     The Lord our God made a covenant with us in Horeb. The Lord made NOT this covenant with our fathers, but with us, even us, who are all of us here alive this day. The Lord talked with you face to face in the mount out of the midst of the fire... Dt 5:2,3 
The second giving of the Ten Commandments (Old Covenant) then follows (Dt. 5:4-20). The NT Scriptures are crystal clear that the primary function of that legal covenant was to act as a "schoolmaster" to convict Israel of their sin unto justification (Gal. 3:24,25; Rom. 5:20; 7:1-11).  The covenant of law was the handmaid of the gospel of grace to the Nation of Israel, and as such, was one of the greatest blessings that God gave to them.  However, there is a great difference between "a gracious purpose" and "a covenant of grace."  There is no grace in the Law Covenant made at Sinai when it says, "do or die," but it was very gracious of God to give it.  The law covenant served the purpose of grace by killing any hope of salvation by works.  

     The NT Scriptures are very clear that this was the very purpose God had in mind when He put Israel "under law" (Rom. 5:20; Gal. 3:24). The confusion caused by trying to turn the legal covenant at Sinai into a "covenant of grace" becomes glaringly evident when you try to understand what Paul meant by insisting that the primary God-ordained function of the law was death by conviction of sin (II Cor. 3). The contradictions among Covenant Theologians interpreting Paul's view of law are astounding.
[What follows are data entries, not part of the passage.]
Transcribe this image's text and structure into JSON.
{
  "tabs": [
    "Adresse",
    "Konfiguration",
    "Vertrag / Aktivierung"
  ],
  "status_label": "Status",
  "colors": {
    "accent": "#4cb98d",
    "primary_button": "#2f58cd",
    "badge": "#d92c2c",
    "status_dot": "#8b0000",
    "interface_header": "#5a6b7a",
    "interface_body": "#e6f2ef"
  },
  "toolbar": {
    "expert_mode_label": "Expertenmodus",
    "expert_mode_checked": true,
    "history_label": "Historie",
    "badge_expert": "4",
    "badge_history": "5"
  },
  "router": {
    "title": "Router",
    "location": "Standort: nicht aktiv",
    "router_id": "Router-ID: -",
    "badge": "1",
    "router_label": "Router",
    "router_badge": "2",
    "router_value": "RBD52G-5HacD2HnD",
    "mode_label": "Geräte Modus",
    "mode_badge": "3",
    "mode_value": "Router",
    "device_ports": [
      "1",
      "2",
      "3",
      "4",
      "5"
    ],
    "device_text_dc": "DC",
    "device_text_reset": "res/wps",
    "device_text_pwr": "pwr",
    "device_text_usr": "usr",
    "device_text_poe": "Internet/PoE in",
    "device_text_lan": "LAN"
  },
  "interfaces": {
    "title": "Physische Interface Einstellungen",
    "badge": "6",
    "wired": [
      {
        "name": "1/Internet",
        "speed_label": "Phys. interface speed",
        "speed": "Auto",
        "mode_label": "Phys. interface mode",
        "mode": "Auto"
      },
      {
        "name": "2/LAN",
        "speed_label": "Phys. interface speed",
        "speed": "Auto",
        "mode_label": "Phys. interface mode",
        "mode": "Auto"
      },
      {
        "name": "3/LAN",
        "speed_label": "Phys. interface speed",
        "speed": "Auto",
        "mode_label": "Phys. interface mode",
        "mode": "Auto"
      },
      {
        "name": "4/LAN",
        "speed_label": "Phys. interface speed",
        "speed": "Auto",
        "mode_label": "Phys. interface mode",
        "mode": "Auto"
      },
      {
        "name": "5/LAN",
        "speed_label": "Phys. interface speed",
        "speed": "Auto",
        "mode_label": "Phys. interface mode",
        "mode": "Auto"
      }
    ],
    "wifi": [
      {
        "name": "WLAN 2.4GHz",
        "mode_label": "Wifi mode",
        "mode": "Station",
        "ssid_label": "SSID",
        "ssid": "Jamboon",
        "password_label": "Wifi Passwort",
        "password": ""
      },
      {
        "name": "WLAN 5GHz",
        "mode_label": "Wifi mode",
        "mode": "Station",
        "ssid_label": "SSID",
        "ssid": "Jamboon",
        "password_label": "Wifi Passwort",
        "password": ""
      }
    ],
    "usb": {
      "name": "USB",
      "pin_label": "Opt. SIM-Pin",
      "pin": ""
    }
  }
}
Just read their many and conflicting views on what Paul meant in Rom. 6:14 when he said "You are not under the law, but under grace."